Nurse cannot face hospital work after heartbreaking baby loss

Jessica Augusta from Bury St Edmunds

Jessica Augusta from Bury St Edmunds has shared her story of her son's death during SANDS (Stillbirth and neonatal death charity) Awareness Month in June 2021. - Credit: Jessica Augusta

A heartbroken mother has told how she could not complete her nursing course after suffering the loss of her baby.

Jessica Augusta, from Bury St Edmunds, has spoken out during SANDS (Stillbirth and neonatal death) Awareness month and to show others that support is there for bereaved parents.

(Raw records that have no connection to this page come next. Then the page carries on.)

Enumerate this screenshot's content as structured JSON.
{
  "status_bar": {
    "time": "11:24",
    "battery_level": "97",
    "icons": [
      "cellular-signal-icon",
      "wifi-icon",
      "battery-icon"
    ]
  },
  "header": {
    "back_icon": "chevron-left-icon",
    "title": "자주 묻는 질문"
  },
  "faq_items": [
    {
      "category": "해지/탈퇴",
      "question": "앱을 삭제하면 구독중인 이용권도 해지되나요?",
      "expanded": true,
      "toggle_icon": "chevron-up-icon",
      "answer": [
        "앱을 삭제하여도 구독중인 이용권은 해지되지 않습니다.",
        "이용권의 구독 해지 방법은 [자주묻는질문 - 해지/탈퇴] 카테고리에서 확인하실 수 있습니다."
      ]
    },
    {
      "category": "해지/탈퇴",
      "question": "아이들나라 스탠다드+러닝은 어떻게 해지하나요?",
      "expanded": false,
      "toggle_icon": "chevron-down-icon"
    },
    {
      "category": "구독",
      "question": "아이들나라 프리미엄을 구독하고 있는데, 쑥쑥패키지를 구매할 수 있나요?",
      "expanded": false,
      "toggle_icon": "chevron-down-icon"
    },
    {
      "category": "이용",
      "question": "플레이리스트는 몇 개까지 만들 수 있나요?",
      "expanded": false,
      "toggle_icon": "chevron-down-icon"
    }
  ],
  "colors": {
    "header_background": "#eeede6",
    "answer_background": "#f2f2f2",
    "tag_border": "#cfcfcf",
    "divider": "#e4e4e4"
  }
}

The heavily pregnant mum noticed her baby had stopped moving in June 2019 and went to West Suffolk Hospital for an ultrasound. She admits she was "a little bit panicked".

The student nurse's panic turned to distress as she was given the devastating news that there was no heartbeat and she and her partner, Chris Jackson, a paramedic, were taken into a special bereavement room. 

They then left and had to return so she could be induced into labour and give birth to baby Walt, who weighed in at 8lb and was sadly still born.

It's the two year anniversary of Walt's death this month

It's the two year anniversary of Walt's death this month - Credit: Jess Augusta

"I wanted the epidural so I could feel no pain as I didn't want that to feel any of it," Ms Augusta said. 

The 32-year-old, already mum to Molly, suffered with anxiety in the wake her loss and felt she could not continue with her nursing career so moved to administration.

Most Read

"I couldn't go back to focus on the wards," said Ms Augusta, who was already a mum of one. "There were so many triggers you just can't stop thinking about it.

"It was too similar."

However, with the support of the West Suffolk Sands (Stillbirth and neonatal death) group, she learnt to cope with her grief and was able to grow her family once more and gave birth to her third child, Robin, last year.

Tara Mccarville family by Harley's grave. 

Tara Mccarville family by Harley's grave. - Credit: Tara Mccarville

Tara Mccarville, from Ipswich, lost one of her twins after giving birth at Ipswich Hospital, and said: "Your world just stops."

She said it took a long time for her to heal and finds it difficult after Harley's death, but is relieved his surviving twin brother Hunter is now out of hospital and doing well.

She hopes to get a headstone to commemorate Harley's death

Tara Mccarville

Tara Mccarville with family - Credit: Tara Mccarville

SANDS has a bereavement support service team available for free on 0808 164 3332. You can also get help by emailing, or you can join the community via their website

Locally they can be reached through here

To help give back to Sands Jess Augusta will be walking 100k with her family. For more see here.

Become a Supporter

This newspaper has been a central part of community life for many years. Our industry faces testing times, which is why we're asking for your support. Every contribution will help us continue to produce local journalism that makes a measurable difference to our community.

Become a Supporter